The holy grail of z/OS storage management is a true Enterprise wide solution for managing all storage on all Systems and Sysplexes via a common, easy to use and install, heterogeneous interface. All of this is exclusively available within UDM.
Dino Software’s Universal Data Manager (UDM) is a recent entrant into the z/OS SRM market space, and it encompasses all the essential aforementioned components. UDM takes advantage of today’s development architectures and makes management of the Enterprise as simple as managing an individual system.
Using industry standards such as SQL filtering and REXX based automation and ensuring integration into an existing security infrastructure, the product ensures quick and effective management of an Enterprise from a single GUI window.
When it comes to SRM, UDM keeps it simple. Take a closer look at UDM by visiting Universal Data Manager (UDM).
The author is a seasoned storage management professional, getting his roots as a systems programmer and storage administrator. He has been in the industry for over 30 years and has broad expertise with IBM mainframe storage.

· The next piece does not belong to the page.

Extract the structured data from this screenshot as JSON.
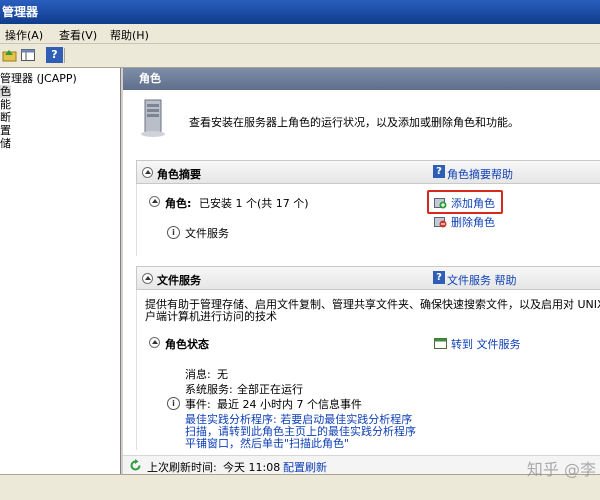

He is currently a Senior Technical Advisor for Universal Data Manager (UDM) with Dino-Software Corporation.
Learn how UDM simplifies z/OS storage management…keep it simple!
• Easy installation – no distributed servers
• Instant Enterprise View & management
• Effortlessly create policy-based automation & alerts
• Explorer Interfaces – Command, JCL, Reporting, Automation, Monitoring
• Unique architecture preserves CPU, storage, and human resources
• Leverages existing z/OS security architecture
Dino-Software Corporation develops enterprise-wide solutions for the management, analysis, protection, and repair of complex z/OS mainframe environments. Dino-Software has long been acknowledged for its superiority in ICF catalog management and technical support, helping organizations ensure their business-critical assets remain online and recoverable in a disaster. Learn more about Dino-Software and its z/OS mainframe storage solutions at https://www.dino-software.com.